You mention “how rude we have become as American people.” Most Asian-Americans, Native Americans and Pacific Islanders, I know would not fit the description of a loud American even though they are 100% American. Sadly the view continues of Asians not really being American even if they are fourth and fifth generation American.
My encouragement to non-Asians is to be a learner of different Asian cultures. Take time to observe, become aware, learn Asian history, especially Asian-American history, become the minority in an Asian-American majority event (the “quiet and reserved” stereotype will quickly be dispelled), be intentional about asking for the opinions of Asians when in a group setting, decide to pause and let others answer first.
Tell me a little about your work at CRU (formerly Campus Crusade for Christ). How do you see the unity of the body shaping internationally? What can American Christians learn from the strength of the church which is now growing in the Global South?

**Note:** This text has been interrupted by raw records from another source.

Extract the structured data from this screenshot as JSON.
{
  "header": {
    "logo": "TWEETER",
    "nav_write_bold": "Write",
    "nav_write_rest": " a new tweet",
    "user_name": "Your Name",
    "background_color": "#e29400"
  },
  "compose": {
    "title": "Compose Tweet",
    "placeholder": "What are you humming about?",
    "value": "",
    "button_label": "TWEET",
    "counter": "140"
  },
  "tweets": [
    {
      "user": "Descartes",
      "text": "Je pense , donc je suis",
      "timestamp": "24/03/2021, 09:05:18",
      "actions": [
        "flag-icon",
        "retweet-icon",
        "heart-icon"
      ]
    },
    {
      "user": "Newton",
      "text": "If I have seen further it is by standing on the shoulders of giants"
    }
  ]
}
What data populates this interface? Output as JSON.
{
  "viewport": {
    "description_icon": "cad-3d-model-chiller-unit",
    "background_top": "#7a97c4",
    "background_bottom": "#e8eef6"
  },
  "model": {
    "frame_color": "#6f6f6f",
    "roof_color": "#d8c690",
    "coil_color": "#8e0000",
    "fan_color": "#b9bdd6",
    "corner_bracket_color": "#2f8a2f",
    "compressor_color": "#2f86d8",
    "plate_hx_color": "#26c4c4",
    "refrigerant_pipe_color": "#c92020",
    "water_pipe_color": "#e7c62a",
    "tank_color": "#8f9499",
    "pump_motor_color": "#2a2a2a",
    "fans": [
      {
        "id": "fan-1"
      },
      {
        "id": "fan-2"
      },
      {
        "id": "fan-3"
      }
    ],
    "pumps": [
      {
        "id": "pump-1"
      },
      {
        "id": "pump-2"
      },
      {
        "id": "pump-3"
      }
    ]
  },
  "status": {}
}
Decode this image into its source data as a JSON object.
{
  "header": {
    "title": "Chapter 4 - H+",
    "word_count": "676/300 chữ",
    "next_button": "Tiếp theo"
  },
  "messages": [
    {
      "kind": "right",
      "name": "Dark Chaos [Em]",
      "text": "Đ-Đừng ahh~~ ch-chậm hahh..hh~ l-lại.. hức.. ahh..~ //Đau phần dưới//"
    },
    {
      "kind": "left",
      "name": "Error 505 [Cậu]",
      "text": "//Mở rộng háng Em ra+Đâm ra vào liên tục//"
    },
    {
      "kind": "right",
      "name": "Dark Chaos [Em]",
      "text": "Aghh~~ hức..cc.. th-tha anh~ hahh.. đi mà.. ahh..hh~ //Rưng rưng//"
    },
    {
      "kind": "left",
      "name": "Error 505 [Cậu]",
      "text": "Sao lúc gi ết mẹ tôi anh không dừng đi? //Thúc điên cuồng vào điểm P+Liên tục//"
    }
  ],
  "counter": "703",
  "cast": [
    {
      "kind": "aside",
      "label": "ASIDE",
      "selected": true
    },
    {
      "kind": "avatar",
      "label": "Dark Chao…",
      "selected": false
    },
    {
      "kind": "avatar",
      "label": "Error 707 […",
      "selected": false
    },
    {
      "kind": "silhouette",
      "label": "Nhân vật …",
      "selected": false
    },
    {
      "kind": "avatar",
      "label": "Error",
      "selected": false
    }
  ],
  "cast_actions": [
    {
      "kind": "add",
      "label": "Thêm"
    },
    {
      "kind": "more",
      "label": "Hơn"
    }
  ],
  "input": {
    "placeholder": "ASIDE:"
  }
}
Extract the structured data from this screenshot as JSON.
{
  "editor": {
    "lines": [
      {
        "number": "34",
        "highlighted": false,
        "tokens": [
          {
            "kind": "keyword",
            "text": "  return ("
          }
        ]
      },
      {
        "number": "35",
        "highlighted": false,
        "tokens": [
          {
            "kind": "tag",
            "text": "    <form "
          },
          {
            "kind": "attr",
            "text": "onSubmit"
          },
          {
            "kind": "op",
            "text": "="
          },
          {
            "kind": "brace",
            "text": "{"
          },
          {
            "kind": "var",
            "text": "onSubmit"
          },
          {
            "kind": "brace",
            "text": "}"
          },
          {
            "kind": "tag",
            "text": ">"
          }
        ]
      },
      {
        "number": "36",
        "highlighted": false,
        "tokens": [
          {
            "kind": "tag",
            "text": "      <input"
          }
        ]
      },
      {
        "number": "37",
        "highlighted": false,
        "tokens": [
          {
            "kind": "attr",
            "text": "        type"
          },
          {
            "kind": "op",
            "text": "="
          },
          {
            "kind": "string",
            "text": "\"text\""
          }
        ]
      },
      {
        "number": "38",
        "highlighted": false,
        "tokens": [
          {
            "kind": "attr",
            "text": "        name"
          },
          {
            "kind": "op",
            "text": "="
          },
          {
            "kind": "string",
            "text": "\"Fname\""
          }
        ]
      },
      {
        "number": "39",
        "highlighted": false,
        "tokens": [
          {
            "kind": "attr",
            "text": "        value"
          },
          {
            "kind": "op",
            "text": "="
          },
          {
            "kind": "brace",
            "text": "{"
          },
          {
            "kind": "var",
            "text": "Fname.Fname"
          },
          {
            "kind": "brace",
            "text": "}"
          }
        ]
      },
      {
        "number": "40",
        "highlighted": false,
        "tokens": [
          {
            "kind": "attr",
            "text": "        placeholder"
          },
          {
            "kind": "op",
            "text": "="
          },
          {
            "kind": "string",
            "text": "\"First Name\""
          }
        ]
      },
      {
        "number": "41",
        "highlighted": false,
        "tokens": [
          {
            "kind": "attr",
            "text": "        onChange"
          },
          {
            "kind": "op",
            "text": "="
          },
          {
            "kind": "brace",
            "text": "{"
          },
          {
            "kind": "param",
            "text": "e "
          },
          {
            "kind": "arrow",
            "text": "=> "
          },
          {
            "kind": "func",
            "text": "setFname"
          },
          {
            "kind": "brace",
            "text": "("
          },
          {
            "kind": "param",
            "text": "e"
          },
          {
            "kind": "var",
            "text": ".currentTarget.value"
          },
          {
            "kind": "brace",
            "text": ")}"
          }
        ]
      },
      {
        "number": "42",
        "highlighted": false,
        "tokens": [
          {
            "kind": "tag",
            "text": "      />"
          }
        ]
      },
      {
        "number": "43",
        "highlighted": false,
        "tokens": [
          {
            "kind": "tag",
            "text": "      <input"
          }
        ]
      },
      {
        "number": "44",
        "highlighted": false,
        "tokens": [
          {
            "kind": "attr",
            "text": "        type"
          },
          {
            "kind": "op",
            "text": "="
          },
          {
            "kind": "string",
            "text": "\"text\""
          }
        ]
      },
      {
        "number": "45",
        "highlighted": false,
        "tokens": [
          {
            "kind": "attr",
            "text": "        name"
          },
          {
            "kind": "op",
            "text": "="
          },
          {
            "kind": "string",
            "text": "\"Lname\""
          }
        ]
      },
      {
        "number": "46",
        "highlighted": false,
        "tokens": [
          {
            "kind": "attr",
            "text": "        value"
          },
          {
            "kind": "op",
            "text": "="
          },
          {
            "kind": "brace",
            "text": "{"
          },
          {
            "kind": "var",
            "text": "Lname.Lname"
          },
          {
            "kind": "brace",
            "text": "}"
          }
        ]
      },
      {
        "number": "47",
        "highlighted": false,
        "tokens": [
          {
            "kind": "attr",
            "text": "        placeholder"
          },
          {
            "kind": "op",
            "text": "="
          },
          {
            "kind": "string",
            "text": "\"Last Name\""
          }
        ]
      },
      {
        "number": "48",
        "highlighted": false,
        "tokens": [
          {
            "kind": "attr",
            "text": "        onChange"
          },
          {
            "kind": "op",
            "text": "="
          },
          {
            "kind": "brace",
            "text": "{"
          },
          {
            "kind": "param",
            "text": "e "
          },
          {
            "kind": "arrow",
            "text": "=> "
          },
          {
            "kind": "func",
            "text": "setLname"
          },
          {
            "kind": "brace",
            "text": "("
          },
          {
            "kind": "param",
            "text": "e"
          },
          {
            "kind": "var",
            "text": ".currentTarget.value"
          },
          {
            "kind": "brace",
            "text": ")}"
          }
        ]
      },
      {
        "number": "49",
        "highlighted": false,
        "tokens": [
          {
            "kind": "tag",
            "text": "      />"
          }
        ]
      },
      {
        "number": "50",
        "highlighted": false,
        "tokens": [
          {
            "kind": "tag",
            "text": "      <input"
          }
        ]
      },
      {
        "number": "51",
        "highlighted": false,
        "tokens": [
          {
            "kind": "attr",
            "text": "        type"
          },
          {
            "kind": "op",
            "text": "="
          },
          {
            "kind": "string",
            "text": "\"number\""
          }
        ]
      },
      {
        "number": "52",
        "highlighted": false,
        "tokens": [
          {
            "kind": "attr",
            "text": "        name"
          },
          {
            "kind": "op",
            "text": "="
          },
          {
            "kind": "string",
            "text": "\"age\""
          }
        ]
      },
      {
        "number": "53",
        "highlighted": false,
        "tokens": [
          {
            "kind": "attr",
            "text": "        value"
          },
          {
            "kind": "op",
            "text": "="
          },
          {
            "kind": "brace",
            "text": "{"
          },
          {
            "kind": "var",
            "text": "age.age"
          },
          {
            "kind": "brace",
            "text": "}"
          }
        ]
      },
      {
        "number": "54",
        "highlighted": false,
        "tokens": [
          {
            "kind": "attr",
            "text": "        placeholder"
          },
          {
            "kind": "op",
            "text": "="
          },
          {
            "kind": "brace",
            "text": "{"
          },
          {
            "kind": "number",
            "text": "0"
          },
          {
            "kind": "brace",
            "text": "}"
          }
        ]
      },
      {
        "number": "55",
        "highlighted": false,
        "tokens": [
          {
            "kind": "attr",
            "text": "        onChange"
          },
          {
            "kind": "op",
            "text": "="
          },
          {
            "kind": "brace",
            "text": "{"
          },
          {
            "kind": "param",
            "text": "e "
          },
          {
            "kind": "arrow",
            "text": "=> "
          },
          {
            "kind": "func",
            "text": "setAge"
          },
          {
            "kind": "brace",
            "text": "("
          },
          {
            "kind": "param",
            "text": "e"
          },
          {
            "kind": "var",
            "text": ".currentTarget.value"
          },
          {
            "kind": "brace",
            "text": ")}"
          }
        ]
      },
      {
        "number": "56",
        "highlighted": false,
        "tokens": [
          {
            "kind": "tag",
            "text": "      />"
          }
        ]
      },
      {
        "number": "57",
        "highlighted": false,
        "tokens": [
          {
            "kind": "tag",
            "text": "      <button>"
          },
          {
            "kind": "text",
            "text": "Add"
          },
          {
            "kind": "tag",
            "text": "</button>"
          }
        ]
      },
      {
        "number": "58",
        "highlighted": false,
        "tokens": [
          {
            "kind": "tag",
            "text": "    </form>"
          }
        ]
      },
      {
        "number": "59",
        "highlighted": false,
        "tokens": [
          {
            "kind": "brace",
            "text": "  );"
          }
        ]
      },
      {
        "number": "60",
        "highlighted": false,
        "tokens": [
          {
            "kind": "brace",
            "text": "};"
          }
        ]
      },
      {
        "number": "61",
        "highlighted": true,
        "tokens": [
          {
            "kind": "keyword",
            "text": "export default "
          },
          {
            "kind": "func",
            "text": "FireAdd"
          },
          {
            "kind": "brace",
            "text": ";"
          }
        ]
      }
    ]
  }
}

My husband and I work with Epic Movement, the Asian American ministry of Cru (formerly Campus Crusade for Christ). We exist to reach the students and faculty on college campuses in the U.S. with the Gospel through Asian Americans. Currently, we have 35 Epic movements on campuses across the country. Our vision is to help raise up the next generation of Asian American leaders who will be equipped to influence their family, community, church and the world with the message of God’s love and forgiveness. Darrin and I dream of the day when the voice and leadership of godly Asian-Americans infiltrates every facet of society. We dream of our kids and their kids finding a wide array of godly Asian-American leaders and role models. We also see incredible potential for sending Asian-Americans into the mission field all around the world. Most Asian-Americans, like me, are bicultural so they have grown up learning to contextualize and operate in two different worlds. Asian-American believers often fare better as missionaries in international cross cultural settings.
© Vivian Mabuni and Natasha Sistrunk Robinson 2012